IN these interesting days of the Duterte era, there is in some industries an unusual mood, a combination of sincere optimism and deep uncertainty. The best way to describe it, perhaps, is a feeling that good things will happen under Duterte, but at the same time, the feeling is tempered with a bit of apprehension over what those things might actually be.
This is certainly the case for the local auto industry, which is one of the most vibrant business sectors in the country now. In front of the public or the media, the message from virtually every industry player is the same: 2016 was a great year, we’re excited about 2017, and we are sure we’re going to do even better.
But offstage, the conversations that take place around the banquet table, at the bar, or outside, in the smoking area, have a different tone.

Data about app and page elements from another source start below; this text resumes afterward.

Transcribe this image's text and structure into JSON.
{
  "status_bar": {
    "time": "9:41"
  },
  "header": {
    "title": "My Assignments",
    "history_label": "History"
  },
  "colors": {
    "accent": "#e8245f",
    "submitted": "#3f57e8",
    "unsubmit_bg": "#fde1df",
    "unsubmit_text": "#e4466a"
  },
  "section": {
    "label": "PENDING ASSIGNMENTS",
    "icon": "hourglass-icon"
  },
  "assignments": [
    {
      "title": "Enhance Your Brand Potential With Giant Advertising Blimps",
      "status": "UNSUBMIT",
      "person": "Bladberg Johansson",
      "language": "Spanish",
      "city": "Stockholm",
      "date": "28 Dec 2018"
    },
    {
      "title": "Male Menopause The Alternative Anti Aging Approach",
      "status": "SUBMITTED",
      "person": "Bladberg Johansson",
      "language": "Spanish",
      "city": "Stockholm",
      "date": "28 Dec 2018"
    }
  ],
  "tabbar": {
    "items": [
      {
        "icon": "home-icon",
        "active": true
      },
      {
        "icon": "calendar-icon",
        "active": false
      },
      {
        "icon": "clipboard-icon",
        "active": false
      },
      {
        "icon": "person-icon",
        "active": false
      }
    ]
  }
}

The optimism is real; no one believes their business is going to diminish or that industry growth, as a whole, will slow, but nearly everyone admits that it is nearly impossible to forecast growth for this year or the next few years.
There are four issues of current concern to the automotive sector: The proposed increase in the vehicle excise tax, the proposed increase in the fuel excise tax, the Duterte administration’s policy (or lack thereof) with respect to supporting the local automotive industry, and finally, albeit to a lesser extent than the others, government policy toward public transportation.
The suggested adjustment to the original vehicle excise tax proposal, which would raise the maximum price for cars subject to the lowest tax rate from P600,000 to P1 million, softened some attitudes toward the Department of Finance’s plan, but the balance of opinion is that the excise tax initiative is still unfair and even a bit irrational.
“Obviously, the government needs to raise revenue, especially if it is going to lower income taxes,” one executive told me. “But we feel like we’re just low-hanging fruit, and they really haven’t thought this through. It doesn’t make sense to pitch the tax plan as both a revenue-generating measure and a vehicle or traffic-reduction measure.”
The problem is this: The luxury car market—brands like BMW (where I spent most of my career), Mercedes, Volvo, Porsche, Audi, Jaguar, etc.—is largely insulated from economic changes. There is a small but reliable market for high-end cars, made up of customers who are wealthy enough to afford them no matter what the larger economy is doing, and an increase in the vehicle excise tax, even if it hits the high-end market the hardest, is not enough to diminish it. Revenue to the government will increase, certainly, but only by a small amount, given the relatively low volume of sales.
At the same time, taxes are being kept low on less expensive cars; therefore, there is no real financial disincentive to buying a car for customers in that market. Because the tax is relatively low, so is the additional revenue the government realizes from it, unless the volume of sales increases by a significant amount—which in turn, completely defeats the “vehicle reduction” intent of the new tax plan.
A similar contradiction is perceived with the proposed fuel excise tax increase, which is also being proposed as both a revenue-generating and traffic-reduction measure. First, there are too many exemptions—for public transit vehicles, service vehicles like school transports, and some commercial vehicles—granted to segments that have relatively constant traffic volume.
“Right there, they’re completely ignoring the contribution to congestion from all those to focus on private cars, which is only doing the job halfway, if reducing traffic volume is a serious objective,” a representative from a Japanese automaker told this writer.
Over the short term, higher fuel taxes may lead to a drop in traffic, but “as early as the next model year, we’re coming out with engines that are significantly more fuel-efficient than what is available this year,” he said. “And that trend toward greater fuel economy is going to continue.” That means that if traffic volume remains constant, revenue from fuel taxes is going to gradually decline. On the other hand, if the fuel economy of new cars improves at a rate faster than the annual inflation-indexed increase in fuel excise taxes, ownership will be more affordable, and the number of cars will increase. Government revenues from fuel taxes will increase as well, but again, just as with the vehicle excise tax, they will do so at the expense of the objective to reduce traffic congestion.
One suggestion made by several auto executives was that the fuel and vehicle excise tax proposals be separated from the larger tax reform package. “Everything is part of one proposal,” one dealership manager observed. “It doesn’t seem like these measures got the attention they really deserve because of that, and that’s probably true of other parts of the tax package as well. Better that they break it up, and deal with the issues individually.”
Given that the focus of the administration is on its tax reform plan, broader policy toward developing the auto industry is being completely ignored at this point. “The government is really missing an opportunity right now,” the president of one local auto group said. “There are several manufacturers that are taking a close look at the Philippines, at the very least as a new market and in some cases as a possible manufacturing location, but no one has any idea what the government’s intentions are. If they wait too long, they’ll go elsewhere.”
For the local players, the safest course seems to be to “wait and see;” dealer networks are still expanding and sales forecasts—though presented with stronger disclaimers about their margins of error—are still positive, but all this activity is the result of planning over the last two to three years, and not from clear signals from the current government. If there aren’t any of those clear signals forthcoming within the next few months, the rosy outlook for the local auto sector may begin to lose a bit of its luster.